---------- EXCERPTED RECORDS

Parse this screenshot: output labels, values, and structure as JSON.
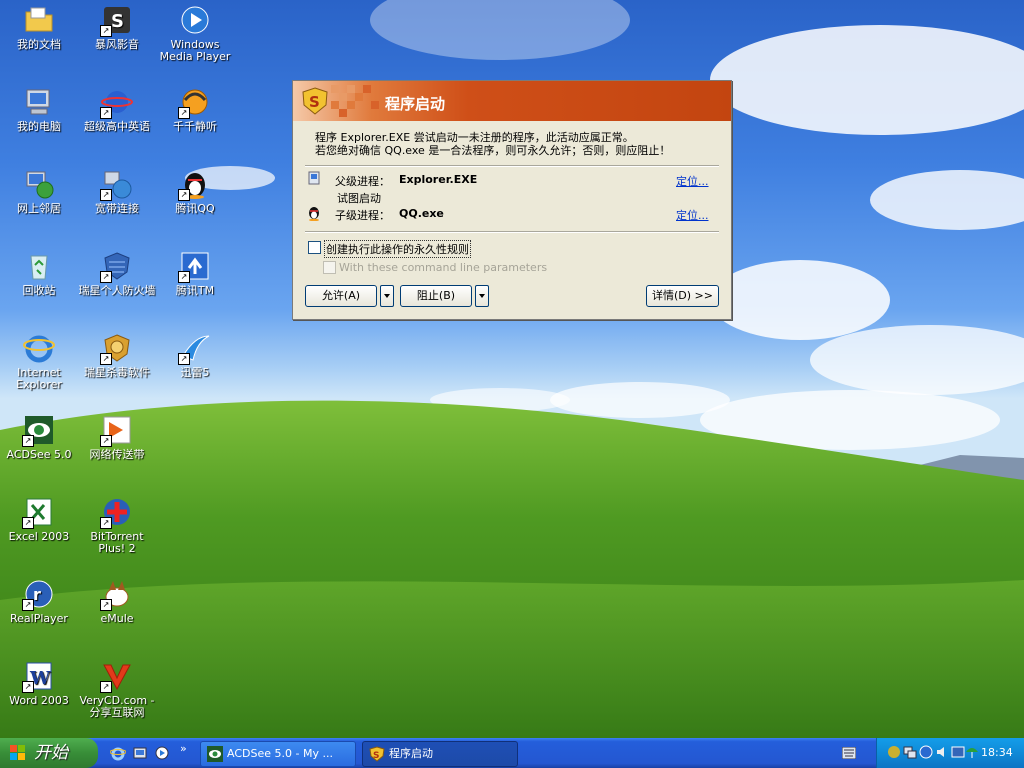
{
  "desktop_icons": [
    {
      "label": "我的文档",
      "icon": "documents-folder-icon"
    },
    {
      "label": "暴风影音",
      "icon": "storm-player-icon"
    },
    {
      "label": "Windows Media Player",
      "icon": "media-player-icon"
    },
    {
      "label": "我的电脑",
      "icon": "my-computer-icon"
    },
    {
      "label": "超级高中英语",
      "icon": "english-software-icon"
    },
    {
      "label": "千千静听",
      "icon": "ttplayer-icon"
    },
    {
      "label": "网上邻居",
      "icon": "network-places-icon"
    },
    {
      "label": "宽带连接",
      "icon": "broadband-icon"
    },
    {
      "label": "腾讯QQ",
      "icon": "qq-penguin-icon"
    },
    {
      "label": "回收站",
      "icon": "recycle-bin-icon"
    },
    {
      "label": "瑞星个人防火墙",
      "icon": "firewall-icon"
    },
    {
      "label": "腾讯TM",
      "icon": "tencent-tm-icon"
    },
    {
      "label": "Internet Explorer",
      "icon": "ie-icon"
    },
    {
      "label": "瑞星杀毒软件",
      "icon": "rising-antivirus-icon"
    },
    {
      "label": "迅雷5",
      "icon": "thunder-icon"
    },
    {
      "label": "ACDSee 5.0",
      "icon": "acdsee-icon"
    },
    {
      "label": "网络传送带",
      "icon": "net-transport-icon"
    },
    {
      "label": "Excel 2003",
      "icon": "excel-icon"
    },
    {
      "label": "BitTorrent Plus! 2",
      "icon": "bittorrent-icon"
    },
    {
      "label": "RealPlayer",
      "icon": "realplayer-icon"
    },
    {
      "label": "eMule",
      "icon": "emule-icon"
    },
    {
      "label": "Word 2003",
      "icon": "word-icon"
    },
    {
      "label": "VeryCD.com - 分享互联网",
      "icon": "verycd-icon"
    }
  ],
  "dialog": {
    "title": "程序启动",
    "message_line1": "程序 Explorer.EXE 尝试启动一未注册的程序，此活动应属正常。",
    "message_line2": "若您绝对确信 QQ.exe 是一合法程序，则可永久允许；否则，则应阻止！",
    "parent_label": "父级进程：",
    "parent_value": "Explorer.EXE",
    "locate_label": "定位...",
    "attempt_label": "试图启动",
    "child_label": "子级进程：",
    "child_value": "QQ.exe",
    "permanent_rule_label": "创建执行此操作的永久性规则",
    "cmdline_label": "With these command line parameters",
    "allow_label": "允许(A)",
    "block_label": "阻止(B)",
    "details_label": "详情(D) >>"
  },
  "taskbar": {
    "start_label": "开始",
    "tasks": [
      {
        "label": "ACDSee 5.0 - My ...",
        "active": false
      },
      {
        "label": "程序启动",
        "active": true
      }
    ],
    "clock": "18:34",
    "colors": {
      "taskbar": "#245edb",
      "start": "#388e38",
      "tray": "#0f8ad8"
    }
  }
}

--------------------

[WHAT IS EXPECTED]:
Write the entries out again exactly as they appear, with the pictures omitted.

[TASK OUTPUT]:
Parse this screenshot: output labels, values, and structure as JSON.
{
  "desktop_icons": [
    {
      "label": "我的文档",
      "icon": "documents-folder-icon"
    },
    {
      "label": "暴风影音",
      "icon": "storm-player-icon"
    },
    {
      "label": "Windows Media Player",
      "icon": "media-player-icon"
    },
    {
      "label": "我的电脑",
      "icon": "my-computer-icon"
    },
    {
      "label": "超级高中英语",
      "icon": "english-software-icon"
    },
    {
      "label": "千千静听",
      "icon": "ttplayer-icon"
    },
    {
      "label": "网上邻居",
      "icon": "network-places-icon"
    },
    {
      "label": "宽带连接",
      "icon": "broadband-icon"
    },
    {
      "label": "腾讯QQ",
      "icon": "qq-penguin-icon"
    },
    {
      "label": "回收站",
      "icon": "recycle-bin-icon"
    },
    {
      "label": "瑞星个人防火墙",
      "icon": "firewall-icon"
    },
    {
      "label": "腾讯TM",
      "icon": "tencent-tm-icon"
    },
    {
      "label": "Internet Explorer",
      "icon": "ie-icon"
    },
    {
      "label": "瑞星杀毒软件",
      "icon": "rising-antivirus-icon"
    },
    {
      "label": "迅雷5",
      "icon": "thunder-icon"
    },
    {
      "label": "ACDSee 5.0",
      "icon": "acdsee-icon"
    },
    {
      "label": "网络传送带",
      "icon": "net-transport-icon"
    },
    {
      "label": "Excel 2003",
      "icon": "excel-icon"
    },
    {
      "label": "BitTorrent Plus! 2",
      "icon": "bittorrent-icon"
    },
    {
      "label": "RealPlayer",
      "icon": "realplayer-icon"
    },
    {
      "label": "eMule",
      "icon": "emule-icon"
    },
    {
      "label": "Word 2003",
      "icon": "word-icon"
    },
    {
      "label": "VeryCD.com - 分享互联网",
      "icon": "verycd-icon"
    }
  ],
  "dialog": {
    "title": "程序启动",
    "message_line1": "程序 Explorer.EXE 尝试启动一未注册的程序，此活动应属正常。",
    "message_line2": "若您绝对确信 QQ.exe 是一合法程序，则可永久允许；否则，则应阻止！",
    "parent_label": "父级进程：",
    "parent_value": "Explorer.EXE",
    "locate_label": "定位...",
    "attempt_label": "试图启动",
    "child_label": "子级进程：",
    "child_value": "QQ.exe",
    "permanent_rule_label": "创建执行此操作的永久性规则",
    "cmdline_label": "With these command line parameters",
    "allow_label": "允许(A)",
    "block_label": "阻止(B)",
    "details_label": "详情(D) >>"
  },
  "taskbar": {
    "start_label": "开始",
    "tasks": [
      {
        "label": "ACDSee 5.0 - My ...",
        "active": false
      },
      {
        "label": "程序启动",
        "active": true
      }
    ],
    "clock": "18:34",
    "colors": {
      "taskbar": "#245edb",
      "start": "#388e38",
      "tray": "#0f8ad8"
    }
  }
}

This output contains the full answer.